One’s Trash is Another’s Treasure
Carsyn Hall

15.1 million tons of textile clothing waste was produced in 2013 alone, says the Environmental Protection Agency. Fast fashion offers more affordable clothing, but it comes at an environmental cost.

Less than 100 years ago clothing used to be seen as an investment. In the 1950s consumers spent about 20 percent of their income on clothes, according to The Student Environmental Resource Center. People would take good care of their clothes to make them last as long as possible.

However, this isn’t the case anymore. Invented in the early 20th century, fast fashion and “off the rack” shopping has increased clothing production, which has increased the amount of waste in landfills. In fact, Americans alone throw away about 10.5 million tons of clothing every year. However, buying from thrift stores decreases the amount of plastic in landfills.

Thrift stores or consignment shops offer affordable clothes, while saving the environment by reusing and recycling materials. Thrifting reduces pollution and waste by recycling and reusing clothes. 97.4% net energy is saved from reusing Cotton Clothing, according to Tree Hugger. Buying second hand clothing shrinks your carbon footprint and decreases the amount of resources it takes to create new fabric. Nearly 100% of textiles and clothing are recyclable, says The Balance. “I thrift because I like finding cool and unique clothing for cheap prices. I also know that I’m saving the planet because we are recycling clothes,” says Martin Bodourov.

People tend to misunderstand thrifting. They assume that the clothes are dirty, torn, or worn down because of their cheap prices. Despite being less expensive, secondhand items are often actually better quality than new ones. It’s a good sign that it’s durable because it lasted long enough to be donated, says Vagabondary.

Most of the time, people are just looking to give away their clothes to declutter. This means that nice brands are also donated to Goodwill and other consignment stores. “I like to donate my clothes once every three or four months. If I don’t wear them anymore or I’ve outgrown it, I like to give it away knowing that someone else will buy it and wear it like I used to. If I can’t wear it, someone else should,” says Will Balentine.

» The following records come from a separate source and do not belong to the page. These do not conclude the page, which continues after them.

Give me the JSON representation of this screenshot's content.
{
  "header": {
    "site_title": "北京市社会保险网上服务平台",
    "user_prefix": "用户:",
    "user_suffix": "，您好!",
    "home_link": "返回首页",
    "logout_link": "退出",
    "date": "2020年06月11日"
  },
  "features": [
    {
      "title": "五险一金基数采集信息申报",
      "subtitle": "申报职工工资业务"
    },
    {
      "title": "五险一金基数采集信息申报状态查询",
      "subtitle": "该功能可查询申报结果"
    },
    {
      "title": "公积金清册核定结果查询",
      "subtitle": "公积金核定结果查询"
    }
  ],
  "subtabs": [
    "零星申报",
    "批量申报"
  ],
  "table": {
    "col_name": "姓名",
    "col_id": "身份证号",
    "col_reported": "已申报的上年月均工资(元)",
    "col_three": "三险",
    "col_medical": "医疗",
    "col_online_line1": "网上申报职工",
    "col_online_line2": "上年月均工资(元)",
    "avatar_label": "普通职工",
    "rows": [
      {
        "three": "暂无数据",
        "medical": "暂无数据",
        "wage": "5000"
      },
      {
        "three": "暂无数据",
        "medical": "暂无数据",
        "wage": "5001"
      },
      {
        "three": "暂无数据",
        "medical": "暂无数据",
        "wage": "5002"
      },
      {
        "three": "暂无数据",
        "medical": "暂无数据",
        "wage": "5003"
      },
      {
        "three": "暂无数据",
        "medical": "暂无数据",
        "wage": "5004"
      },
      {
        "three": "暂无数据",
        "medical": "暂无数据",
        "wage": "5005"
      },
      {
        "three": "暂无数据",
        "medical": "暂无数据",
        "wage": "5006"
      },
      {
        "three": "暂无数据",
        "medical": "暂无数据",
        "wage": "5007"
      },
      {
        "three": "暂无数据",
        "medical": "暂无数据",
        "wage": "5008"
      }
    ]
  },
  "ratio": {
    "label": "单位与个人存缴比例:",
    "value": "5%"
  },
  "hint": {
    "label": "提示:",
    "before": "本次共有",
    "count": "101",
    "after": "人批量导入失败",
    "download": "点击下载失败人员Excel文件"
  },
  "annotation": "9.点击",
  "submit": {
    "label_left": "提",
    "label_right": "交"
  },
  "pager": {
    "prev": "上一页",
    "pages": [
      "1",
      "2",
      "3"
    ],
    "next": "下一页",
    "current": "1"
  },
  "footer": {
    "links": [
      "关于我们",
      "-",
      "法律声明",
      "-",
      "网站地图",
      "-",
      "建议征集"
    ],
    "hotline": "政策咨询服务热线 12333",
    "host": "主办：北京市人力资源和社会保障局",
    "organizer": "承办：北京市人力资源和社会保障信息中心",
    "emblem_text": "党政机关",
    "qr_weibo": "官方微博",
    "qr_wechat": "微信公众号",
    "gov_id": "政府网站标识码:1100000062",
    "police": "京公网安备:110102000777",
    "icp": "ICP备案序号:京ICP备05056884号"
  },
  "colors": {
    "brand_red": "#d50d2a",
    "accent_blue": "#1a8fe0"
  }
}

From personal experience, some of the best clothes I own came from my local Goodwill or other thrift stores. For example, I found a pair of Nike shoes that would regularly price for over $100 for $24. I’ve bought several nice clothing items such as a Ralph Lauren Polo sweater, Tommy Hilfiger jackets, and other nice brands such as Nike, Nautica, Vans, and IZOD. The clothes I’ve bought have lasted, and I will continue to wear them in the future.

Thrifting not only saves your wallet, but it saves the planet. The waste produced in landfills from fast fashion rots and decomposes, producing harmful gases such as CO2 and methane, which are both greenhouse gases and contribute to global warming, says Imacademics.